▸ **Task**: Within this listing, how many lines carry the string "username"? State the number only.

▸ **Information provided**:
□ □ □
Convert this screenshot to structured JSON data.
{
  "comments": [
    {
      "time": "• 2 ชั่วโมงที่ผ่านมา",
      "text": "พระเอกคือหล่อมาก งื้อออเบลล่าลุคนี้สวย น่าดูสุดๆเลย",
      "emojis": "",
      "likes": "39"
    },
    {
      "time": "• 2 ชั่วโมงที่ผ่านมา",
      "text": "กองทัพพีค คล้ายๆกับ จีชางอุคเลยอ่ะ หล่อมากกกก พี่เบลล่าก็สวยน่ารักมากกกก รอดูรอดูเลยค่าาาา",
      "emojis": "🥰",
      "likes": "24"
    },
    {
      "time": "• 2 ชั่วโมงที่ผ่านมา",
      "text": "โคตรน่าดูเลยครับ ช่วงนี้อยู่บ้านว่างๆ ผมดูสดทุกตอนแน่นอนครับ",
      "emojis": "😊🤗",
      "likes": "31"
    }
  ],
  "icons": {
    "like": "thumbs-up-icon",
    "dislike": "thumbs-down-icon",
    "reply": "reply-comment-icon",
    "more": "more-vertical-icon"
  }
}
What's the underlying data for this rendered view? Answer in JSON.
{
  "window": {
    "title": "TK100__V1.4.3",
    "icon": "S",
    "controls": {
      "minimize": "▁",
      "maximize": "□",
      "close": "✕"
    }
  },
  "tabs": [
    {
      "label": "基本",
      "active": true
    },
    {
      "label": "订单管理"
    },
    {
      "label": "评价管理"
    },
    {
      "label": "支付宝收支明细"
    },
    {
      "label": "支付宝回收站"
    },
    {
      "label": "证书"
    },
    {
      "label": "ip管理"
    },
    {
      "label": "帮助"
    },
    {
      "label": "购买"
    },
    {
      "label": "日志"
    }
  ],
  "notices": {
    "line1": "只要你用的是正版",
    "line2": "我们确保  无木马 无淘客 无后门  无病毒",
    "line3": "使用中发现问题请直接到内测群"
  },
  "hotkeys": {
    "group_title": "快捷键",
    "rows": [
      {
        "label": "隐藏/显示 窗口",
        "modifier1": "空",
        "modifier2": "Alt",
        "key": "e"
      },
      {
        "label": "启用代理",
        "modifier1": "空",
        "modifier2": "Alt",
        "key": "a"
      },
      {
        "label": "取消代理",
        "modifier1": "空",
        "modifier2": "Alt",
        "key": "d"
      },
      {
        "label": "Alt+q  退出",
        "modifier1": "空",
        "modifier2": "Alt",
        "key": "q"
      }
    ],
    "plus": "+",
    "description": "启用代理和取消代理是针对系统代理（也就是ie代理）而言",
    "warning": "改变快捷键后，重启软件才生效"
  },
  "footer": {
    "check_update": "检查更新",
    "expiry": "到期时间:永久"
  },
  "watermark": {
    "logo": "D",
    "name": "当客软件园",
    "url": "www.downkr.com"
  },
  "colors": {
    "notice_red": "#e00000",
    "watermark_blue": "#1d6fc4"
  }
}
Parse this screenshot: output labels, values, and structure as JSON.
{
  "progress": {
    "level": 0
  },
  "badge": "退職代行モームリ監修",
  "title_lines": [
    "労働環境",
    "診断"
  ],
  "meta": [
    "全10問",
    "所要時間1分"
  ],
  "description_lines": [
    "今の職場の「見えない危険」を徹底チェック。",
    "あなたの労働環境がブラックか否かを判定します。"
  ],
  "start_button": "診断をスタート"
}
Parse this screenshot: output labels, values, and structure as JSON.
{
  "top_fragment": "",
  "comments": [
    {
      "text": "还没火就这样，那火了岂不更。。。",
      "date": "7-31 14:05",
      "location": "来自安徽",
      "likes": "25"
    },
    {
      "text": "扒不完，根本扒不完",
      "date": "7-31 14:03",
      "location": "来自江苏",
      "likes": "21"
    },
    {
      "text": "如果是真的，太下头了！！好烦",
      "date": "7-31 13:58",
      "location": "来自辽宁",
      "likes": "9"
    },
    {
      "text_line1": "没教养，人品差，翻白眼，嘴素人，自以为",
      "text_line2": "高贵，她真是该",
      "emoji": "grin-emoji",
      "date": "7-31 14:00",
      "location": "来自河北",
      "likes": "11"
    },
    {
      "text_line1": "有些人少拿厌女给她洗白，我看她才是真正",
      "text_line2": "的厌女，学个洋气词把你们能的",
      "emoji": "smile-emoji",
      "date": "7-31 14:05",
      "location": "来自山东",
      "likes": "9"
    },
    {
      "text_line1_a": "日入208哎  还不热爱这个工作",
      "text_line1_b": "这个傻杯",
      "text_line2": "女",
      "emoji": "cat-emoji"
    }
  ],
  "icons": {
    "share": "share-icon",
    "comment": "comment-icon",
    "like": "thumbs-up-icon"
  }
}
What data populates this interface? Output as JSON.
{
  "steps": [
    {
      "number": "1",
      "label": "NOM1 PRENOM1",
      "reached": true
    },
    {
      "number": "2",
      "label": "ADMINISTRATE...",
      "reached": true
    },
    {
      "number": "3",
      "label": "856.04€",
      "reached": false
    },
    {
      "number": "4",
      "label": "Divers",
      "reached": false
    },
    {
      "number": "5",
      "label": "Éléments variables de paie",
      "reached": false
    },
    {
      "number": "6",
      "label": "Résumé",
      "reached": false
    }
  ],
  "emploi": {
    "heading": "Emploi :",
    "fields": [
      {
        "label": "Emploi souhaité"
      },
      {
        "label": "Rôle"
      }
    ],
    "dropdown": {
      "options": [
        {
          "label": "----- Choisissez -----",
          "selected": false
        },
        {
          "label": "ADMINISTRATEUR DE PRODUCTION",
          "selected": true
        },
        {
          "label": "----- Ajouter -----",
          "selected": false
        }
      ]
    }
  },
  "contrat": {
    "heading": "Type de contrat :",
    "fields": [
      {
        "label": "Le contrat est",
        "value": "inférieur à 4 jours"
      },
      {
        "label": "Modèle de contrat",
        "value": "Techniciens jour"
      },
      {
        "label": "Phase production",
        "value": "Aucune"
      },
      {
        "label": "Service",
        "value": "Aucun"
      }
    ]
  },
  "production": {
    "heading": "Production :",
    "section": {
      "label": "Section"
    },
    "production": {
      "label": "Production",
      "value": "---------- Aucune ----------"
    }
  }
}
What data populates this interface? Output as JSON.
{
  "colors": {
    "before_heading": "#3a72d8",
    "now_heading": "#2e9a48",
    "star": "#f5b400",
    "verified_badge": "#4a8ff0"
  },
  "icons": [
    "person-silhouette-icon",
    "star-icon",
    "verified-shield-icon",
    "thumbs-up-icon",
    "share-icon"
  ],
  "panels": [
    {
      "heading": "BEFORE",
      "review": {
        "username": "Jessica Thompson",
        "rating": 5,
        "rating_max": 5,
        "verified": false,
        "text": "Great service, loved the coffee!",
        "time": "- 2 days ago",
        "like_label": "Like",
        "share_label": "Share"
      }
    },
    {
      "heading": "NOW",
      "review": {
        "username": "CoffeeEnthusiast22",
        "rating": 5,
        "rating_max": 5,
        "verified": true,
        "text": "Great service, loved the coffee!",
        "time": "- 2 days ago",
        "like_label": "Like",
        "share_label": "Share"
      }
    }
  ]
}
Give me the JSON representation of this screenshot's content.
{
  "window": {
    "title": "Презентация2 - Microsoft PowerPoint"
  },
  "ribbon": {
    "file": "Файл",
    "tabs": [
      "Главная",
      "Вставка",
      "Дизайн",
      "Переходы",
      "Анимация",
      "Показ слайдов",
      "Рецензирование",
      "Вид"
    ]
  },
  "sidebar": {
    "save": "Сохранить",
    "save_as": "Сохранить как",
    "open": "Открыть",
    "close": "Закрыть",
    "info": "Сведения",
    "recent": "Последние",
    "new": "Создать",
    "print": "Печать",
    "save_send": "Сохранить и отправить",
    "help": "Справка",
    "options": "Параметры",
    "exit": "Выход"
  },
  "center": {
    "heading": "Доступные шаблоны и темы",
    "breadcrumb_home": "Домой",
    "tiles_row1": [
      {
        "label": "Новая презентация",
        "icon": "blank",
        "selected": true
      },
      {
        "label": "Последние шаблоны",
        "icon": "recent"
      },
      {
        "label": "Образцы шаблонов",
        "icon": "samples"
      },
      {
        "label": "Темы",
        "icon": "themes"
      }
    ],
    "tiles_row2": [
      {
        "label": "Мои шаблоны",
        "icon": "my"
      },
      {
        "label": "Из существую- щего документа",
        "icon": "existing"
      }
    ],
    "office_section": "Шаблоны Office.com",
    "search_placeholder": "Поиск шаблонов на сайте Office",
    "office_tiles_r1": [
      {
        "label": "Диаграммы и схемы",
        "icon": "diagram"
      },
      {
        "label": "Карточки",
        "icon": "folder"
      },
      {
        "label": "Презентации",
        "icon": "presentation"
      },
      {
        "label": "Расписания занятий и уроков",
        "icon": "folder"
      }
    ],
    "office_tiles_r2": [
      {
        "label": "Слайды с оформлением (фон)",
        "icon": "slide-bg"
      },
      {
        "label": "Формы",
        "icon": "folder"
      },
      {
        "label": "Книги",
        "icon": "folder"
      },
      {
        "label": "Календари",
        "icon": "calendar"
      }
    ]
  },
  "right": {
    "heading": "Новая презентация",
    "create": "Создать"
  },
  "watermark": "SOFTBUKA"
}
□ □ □
▸ **Answer to this problem**: 2